“I assume their next step would be to apply for a license to handle remittances so they can compete with Western Union,” said Fernando Capablanca, managing director of Whitecap Consulting Group, which provides services to community and foreign banks. “I’m happy someone has done this. It is a good first step. It’s a new frontier, so I’m not quite sure how Stonegate will use this arrangement.”
Under financial regulations outlined by the U.S. Treasury Department’s Office of Foreign Assets Control in January, American banks are allowed to open correspondent accounts in Cuban banks and U.S. travelers are permitted to use credit and debit cards on the island.
But many U.S. banks have remained wary and said they wanted more regulatory assurances that they wouldn’t run afoul of U.S. law if they did business with Cuba. At a White House briefing Wednesday for business people, academics and others interested in the new Cuba policy, briefers said that the release of revised Cuba regulations is imminent, according to several people who attended.
The briefers said the initial regulations issued in January were written quickly and additional clarification is needed based on feedback received from the business community, said the sources. They said the Miami business community was well-represented at the briefing.
While Stonegate is the first to sign a correspondent banking agreement, so far no U.S. banks are offering support for U.S.-issued credit and debit cards. MasterCard and American Express have said that they are willing to process card transactions by American travelers to Cuba but without support from U.S. banks, the plastic won’t work on the island.
Augusto Maxwell, chairman of the Akerman law firm’s Cuba practice, said it’s possible that other banks may now try to work with Stonegate since it has already laid the groundwork in Cuba. “They have really shown leadership,” he said. “I think anyone authorized to do legal transactions with Cuba should benefit.”
Having a correspondent banking relationship, he said, “should go a long way toward lowering transaction costs and making U.S. goods more competitive.”
Since May, Stonegate has been the bank that handles the accounts of Cuba’s diplomatic missions at the United Nations and for the Cuban Interests Section in Washington – now the Cuban Embassy. The missions had been without a bank for more than a year after M&T Bank of Buffalo, N.Y., told them it was getting out of the business of handling the accounts of foreign missions.
One of the reasons Cuba had so much trouble finding a banker was its continued presence on the U.S. list of state sponsors of terrorism – countries deemed to have repeatedly provided support for acts of international terrorism. But the White House announced in April it intended to remove Cuba from the black list and it came off May 29.
Stonegate has assets of $2.27 billion and $1.93 billion in deposits.
Since Stonegate began handling the accounts of Cuba’s diplomatic missions, a group called Cuban American Friends and Patriots has maintained a vigil across the street from Stonegate’s Coral Gables branch every Monday morning.
“The bank is complicit with the tyrant,” Emilio Izquierdo, coordinator of the group, said Monday, the same day the Cuban Interests Section became the Cuban Embassy.

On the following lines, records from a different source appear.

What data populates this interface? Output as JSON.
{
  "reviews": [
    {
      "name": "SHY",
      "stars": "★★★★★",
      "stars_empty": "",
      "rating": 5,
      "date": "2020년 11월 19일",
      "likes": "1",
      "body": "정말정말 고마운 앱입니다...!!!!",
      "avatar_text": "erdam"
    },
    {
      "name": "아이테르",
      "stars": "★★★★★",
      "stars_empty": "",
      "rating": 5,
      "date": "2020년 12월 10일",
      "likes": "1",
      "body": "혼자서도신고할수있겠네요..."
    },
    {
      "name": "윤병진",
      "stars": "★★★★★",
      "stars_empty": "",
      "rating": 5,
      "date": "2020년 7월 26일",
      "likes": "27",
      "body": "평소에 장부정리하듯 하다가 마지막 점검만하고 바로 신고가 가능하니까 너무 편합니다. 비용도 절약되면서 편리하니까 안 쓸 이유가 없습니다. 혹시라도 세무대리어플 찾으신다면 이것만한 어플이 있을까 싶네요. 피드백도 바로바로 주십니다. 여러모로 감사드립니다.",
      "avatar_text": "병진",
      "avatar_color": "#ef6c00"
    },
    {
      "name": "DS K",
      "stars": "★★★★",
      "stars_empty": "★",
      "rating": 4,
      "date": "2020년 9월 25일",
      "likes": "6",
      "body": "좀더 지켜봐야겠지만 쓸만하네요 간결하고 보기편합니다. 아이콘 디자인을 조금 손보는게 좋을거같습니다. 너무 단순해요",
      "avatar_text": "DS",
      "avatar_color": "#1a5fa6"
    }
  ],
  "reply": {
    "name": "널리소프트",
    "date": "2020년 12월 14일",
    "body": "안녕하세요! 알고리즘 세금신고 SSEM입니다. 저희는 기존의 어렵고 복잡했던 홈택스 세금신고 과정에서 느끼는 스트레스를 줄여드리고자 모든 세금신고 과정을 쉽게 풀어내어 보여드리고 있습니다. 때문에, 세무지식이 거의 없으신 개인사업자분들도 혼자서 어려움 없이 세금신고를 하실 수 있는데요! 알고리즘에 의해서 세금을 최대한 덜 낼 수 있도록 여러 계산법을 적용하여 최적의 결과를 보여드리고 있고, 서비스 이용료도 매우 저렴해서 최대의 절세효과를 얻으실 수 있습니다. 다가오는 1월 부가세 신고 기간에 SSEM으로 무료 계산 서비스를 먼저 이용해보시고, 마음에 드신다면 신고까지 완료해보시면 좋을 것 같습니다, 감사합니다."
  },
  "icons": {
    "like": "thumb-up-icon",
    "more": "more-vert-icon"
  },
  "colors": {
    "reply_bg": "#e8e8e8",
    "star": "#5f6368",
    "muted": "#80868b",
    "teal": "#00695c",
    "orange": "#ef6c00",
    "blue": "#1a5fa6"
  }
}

As in Vietnam and China, he said, Cuba is beginning a period of “selective capitalism” where the hierarchy and Castro family will get rich and “the Cuban people will continue in misery.”
John Kavulich, president of the U.S.-Cuba Trade and Economic Council, said having a U.S. bank establish a direct correspondent banking relationship will affirm “that the government of the Republic of Cuba’s governance may be trusted; a substantial marketing benefit to the country. Stonegate bank will be rewarded with business – both in the United States and in the Republic of Cuba.”
But with the new arrangement, he said, Cuba will be under pressure to reverse the declines in food, agricultural and health care products purchased from the United States under exceptions to the embargo. Having such a correspondent banking relationship, he said, may also increase pressure on Cuba to allow self-employed entrepreneurs to open accounts with BICSA so they can make payments directly to U.S. companies for imports that will be used in their businesses.